PVSD explains bad weather bus regulations

·3 min read

Poor weather and road conditions throughout the boundaries of Prairie Valley School Division led to bus cancellations on routes serving White City, Balgonie, Vibank, Pilot Butte and Edenwold on Jan 20.

Even though the provincial highways ministry had issued a travel not recommended advisory on Highways 1 and 46 from Regina to Balgonie, and on Highway 33 from Regina to Sedley, where visibility was reportedly poor during the morning bus runs, some local bus routes however continued to operate.

Those advisories were posted by the Ministry of Highway and Infrastructure between 5:55 and 6:03 a.m., while policies available on PVSD’s website stated that decisions on bus cancellations would be made by either 6:15 or 6:30 a.m. each day. (An email to parents from director of education Luc Lerminiaux the previous week had provided a different time altogether, that being 6:10 a.m.)

In all, last week’s cancellations included 11 buses headed for Balgonie, three for Ecole White City School, two for Vibank and one each for Edenwold School and Pilot Butte School. No buses were cancelled for Sedley or Emerald Ridge Elementary School.

As the Prairie Valley School Division covers a large geographic area, there are times when bus service can be cancelled in some areas but not others. In those cases, individual school bus drivers can make the decision to drive their routes based on conditions, director of education Luc Lerminiaux said.

“(On Jan. 20), we had 90 of our 150 routes fully operational,” Lerminiaux told The Forum. “Certainly we have confidence in our drivers, who are trained professionals, to make that determination.”

Lerminiaux said bus drivers consult with the division about the weather conditions and will sometimes call parents along their routes as well to get localized weather reports.

“Technically the decisions aren’t made in isolation, and there is a lot of consultation with division,” Lerminiaux said. “With the gathering of all the information, it’s pretty rare that a bus driver will make their decision by themselves without some consult with division. If we are 150 kilometres away and the driver is saying there is severely limited visibility, we are going to default to the professionalism of the driver.”

Lerminiaux added that there are several variables considered for cancelling bus travel when poor weather hits the region.

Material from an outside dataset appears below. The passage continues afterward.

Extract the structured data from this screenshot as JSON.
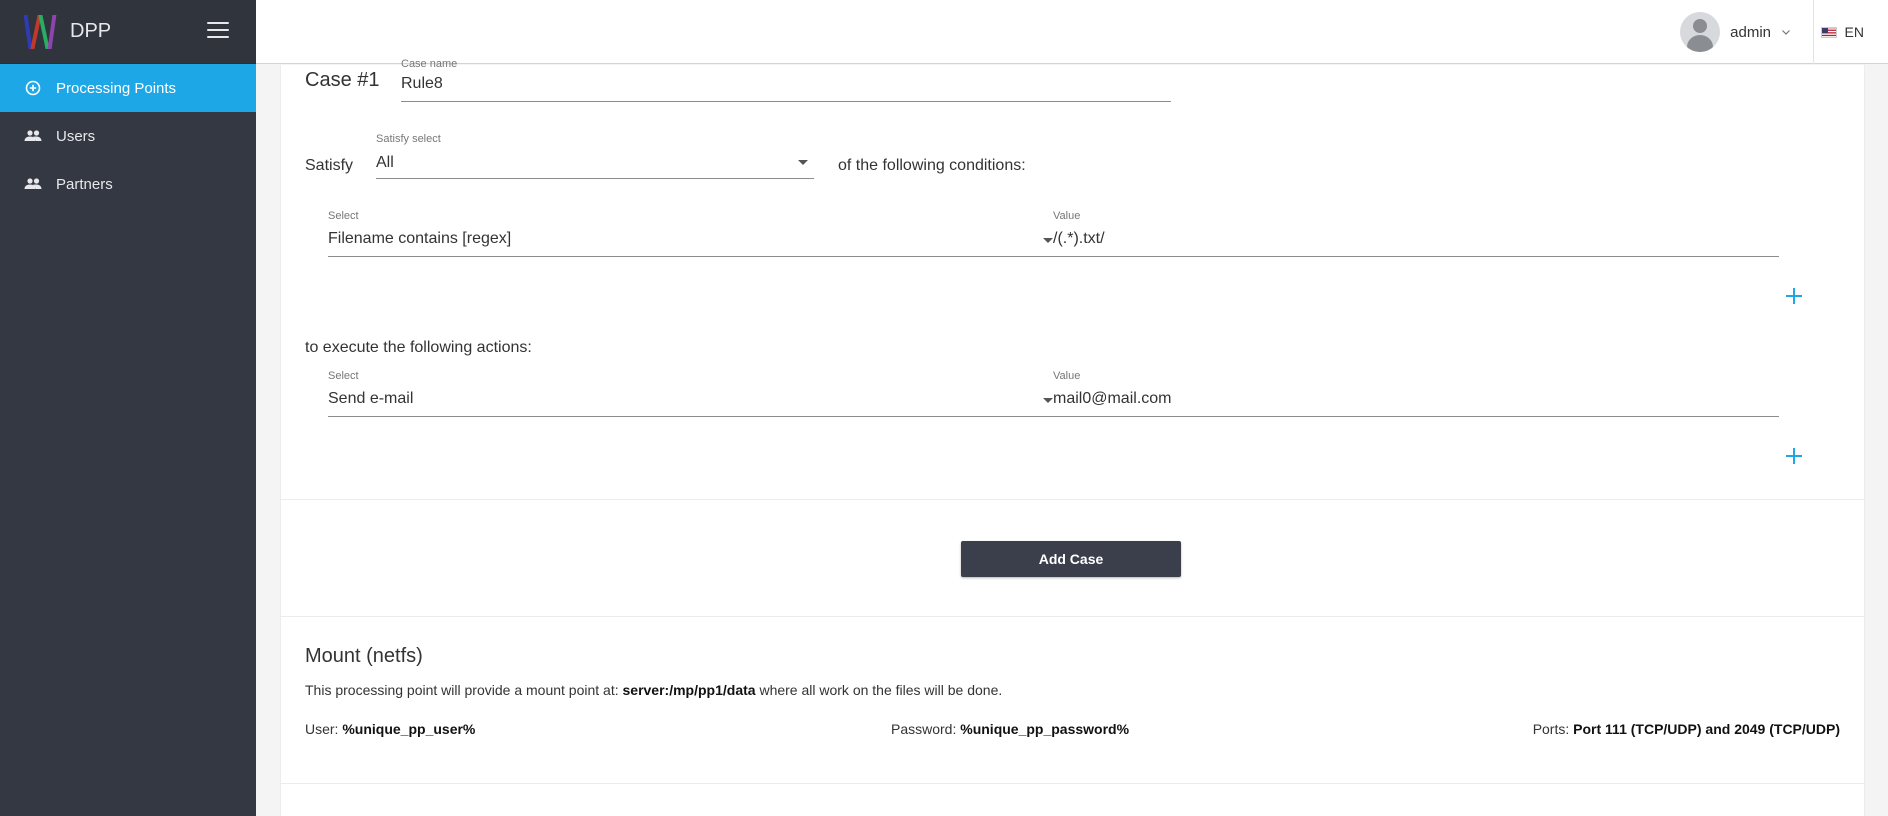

“When it is the division that makes the decision to cancel (bus service), the most common time we do it is for cold weather,” Lerminiaux said. “We read the towers at 6 a.m., allow them to reset with a 10-minute grace period, so by 6:10 we make a decision on whether (a bus service cancellation is) division wide.”

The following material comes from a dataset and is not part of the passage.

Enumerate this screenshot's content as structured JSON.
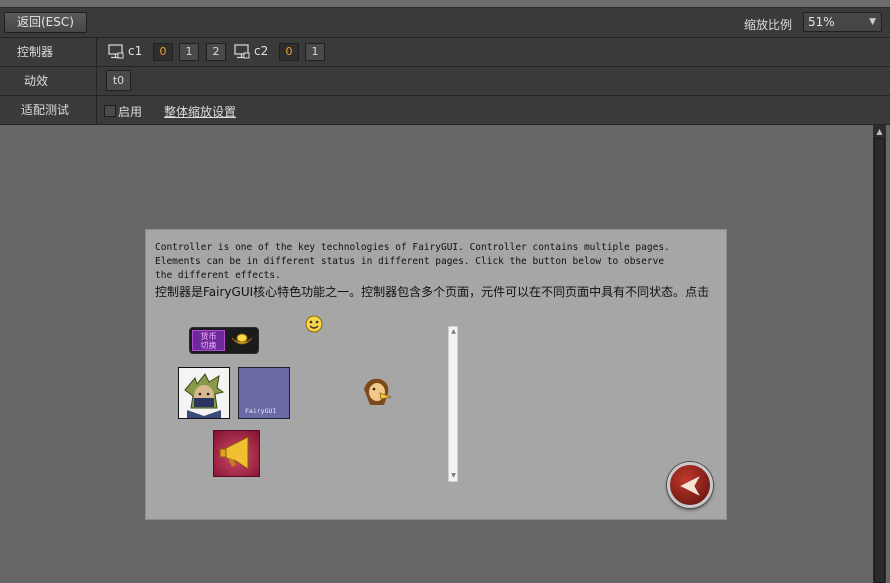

Locally, the division bases its weather decisions, in part, on readings from towers in Regina, Indian Head and Broadview. If temperatures reach -40 C without a windchill, or -45 C with a windchill, bus service is cancelled across the division. If those weather thresholds are met on any of those towers, bus service to the schools served specifically by that tower are impacted, and the division aims to notify parents of service disruptions by 6:10 a.m.

Prairie Valley’s communications director Alana Johnson also confirmed there was conflicting information on various pages throughout the division’s website relating to notification of impacts to bus services, and that decisions on whether bus routes will operate are made based on weather readings at towers as of 6:10 a.m.

If there are road closures as determined by the provincial highways ministry, determinations are then made to either cancel or restore service over the course of the school day. The division tries to make those decisions by 6:10 a.m., though sometimes that happens later due to developing weather conditions, Lerminiaux said.

“We do try to give families enough notice that transportation would or would not be happening,” Lerminiaux said.

Keith Borkowsky, Local Journalism Initiative Reporter, The Quad Town Forum